There was an interesting article hidden in the depths of yesterday’s US print edition of the Wall Street Journal titled, Could Japan’s Central Bank Run Out of Bonds to Buy? This is not as far out as it sounds. Of course, the question arises from the massive amount of “quantitative easing” Japan’s central bank has undertaken in the name of driving demand in a sluggish economy. The USA has done the some thing, the U.K. And Europe too. It has been the second weapon of choice for central banks once interest rates hit rock bottom, or even gone negative.

There is not much research that proves that QE actually drives economic demand. In fact, there is ample evidence that QE does not drive demand in an economy. In fact recent data points to how firms report that their treasury departments do not seek new investments to drive growth if interest rates are rock bottom or cash is cheap; they fund their plans that are based on other factors to do with their industr.  These same firms have though sold bonds and acquired loans in order to drive M&A and larger share buy-back schemes. Thus the invester class has gotten much richer while the rest of the middle class has not.

Such massive amounts of bond buying has created huge market distortions. The interest rate at which sovereign governments can offer bonds remains depressed as central banks swallow up larger and larger amounts of bonds. Such a large buyer in the market should crowd out private sector demand for the same bonds. To help spread the impact central banks, as in Japan, have expanded the definition of what it is the central bank can acquire in the name of QE, even to the point of including shares.

In a nutshell QE has not resulted in the behavior central banks sought. And now we are in a pickle. Central bank balance sheets are ballooning, and just as the business cycle passes its peak, central banks have little wiggle room to help smooth the downswing: interest rates remain rock bottom (for the US, they are a smidgen above rock bottom) and balance sheets are full. Even in the US, words of “normalization” does not yet include the Fed selling off its war chest of invested bonds. Such offloading will take years since its impact on the market will be huge: it would drive up the need for bond issuers to offer higher returns in order sell them.

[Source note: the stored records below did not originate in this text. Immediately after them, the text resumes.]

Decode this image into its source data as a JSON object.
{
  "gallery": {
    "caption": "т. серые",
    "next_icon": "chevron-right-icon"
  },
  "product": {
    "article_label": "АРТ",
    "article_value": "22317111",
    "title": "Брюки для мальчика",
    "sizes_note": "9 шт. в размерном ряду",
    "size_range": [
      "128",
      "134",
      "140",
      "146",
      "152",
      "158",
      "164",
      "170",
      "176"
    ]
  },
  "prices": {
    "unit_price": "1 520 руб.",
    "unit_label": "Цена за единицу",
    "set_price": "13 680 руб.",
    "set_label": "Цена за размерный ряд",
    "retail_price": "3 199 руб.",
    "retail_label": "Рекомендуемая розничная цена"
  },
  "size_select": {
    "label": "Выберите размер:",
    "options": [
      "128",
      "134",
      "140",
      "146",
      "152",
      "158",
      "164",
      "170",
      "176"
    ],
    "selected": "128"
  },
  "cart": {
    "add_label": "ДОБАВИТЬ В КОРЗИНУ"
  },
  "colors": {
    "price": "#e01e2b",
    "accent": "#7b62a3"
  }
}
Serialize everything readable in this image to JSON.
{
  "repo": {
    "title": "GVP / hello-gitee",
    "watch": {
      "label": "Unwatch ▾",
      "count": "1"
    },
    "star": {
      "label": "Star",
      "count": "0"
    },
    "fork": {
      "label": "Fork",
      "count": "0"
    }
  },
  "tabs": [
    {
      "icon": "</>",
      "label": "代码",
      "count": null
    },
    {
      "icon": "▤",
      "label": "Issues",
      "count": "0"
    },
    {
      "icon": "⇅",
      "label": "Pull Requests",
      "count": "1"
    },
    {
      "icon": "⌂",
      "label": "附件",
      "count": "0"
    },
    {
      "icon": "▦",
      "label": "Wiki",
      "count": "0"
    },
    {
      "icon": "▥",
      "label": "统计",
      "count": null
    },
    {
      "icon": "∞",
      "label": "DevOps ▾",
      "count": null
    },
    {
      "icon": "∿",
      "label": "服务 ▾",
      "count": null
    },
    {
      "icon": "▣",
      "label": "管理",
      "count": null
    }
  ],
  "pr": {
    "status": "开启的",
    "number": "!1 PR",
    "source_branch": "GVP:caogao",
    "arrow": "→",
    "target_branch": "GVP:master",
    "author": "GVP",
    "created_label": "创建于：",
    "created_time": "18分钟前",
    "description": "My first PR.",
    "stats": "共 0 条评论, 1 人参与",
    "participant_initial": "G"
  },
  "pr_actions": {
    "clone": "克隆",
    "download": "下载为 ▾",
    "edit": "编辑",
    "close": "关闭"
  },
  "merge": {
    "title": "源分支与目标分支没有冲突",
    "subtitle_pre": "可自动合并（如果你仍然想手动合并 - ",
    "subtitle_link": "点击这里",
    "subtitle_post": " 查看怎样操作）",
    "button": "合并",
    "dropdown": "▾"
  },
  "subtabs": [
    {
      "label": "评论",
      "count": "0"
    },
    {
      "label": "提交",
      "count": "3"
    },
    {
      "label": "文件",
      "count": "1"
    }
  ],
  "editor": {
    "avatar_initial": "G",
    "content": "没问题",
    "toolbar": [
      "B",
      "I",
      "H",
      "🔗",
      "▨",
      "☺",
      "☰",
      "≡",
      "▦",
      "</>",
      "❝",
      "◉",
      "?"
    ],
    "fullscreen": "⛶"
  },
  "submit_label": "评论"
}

So the question asked by the WSJ is not fanciful. It is a sad reflection of the times we are in.  2016 will be a challenging year for central bankers – as well as for the rest of us. The bad news for us is that we don’t get the chance to write a book after the story has been completed and make a million from that effort. 

Happy New Year to you!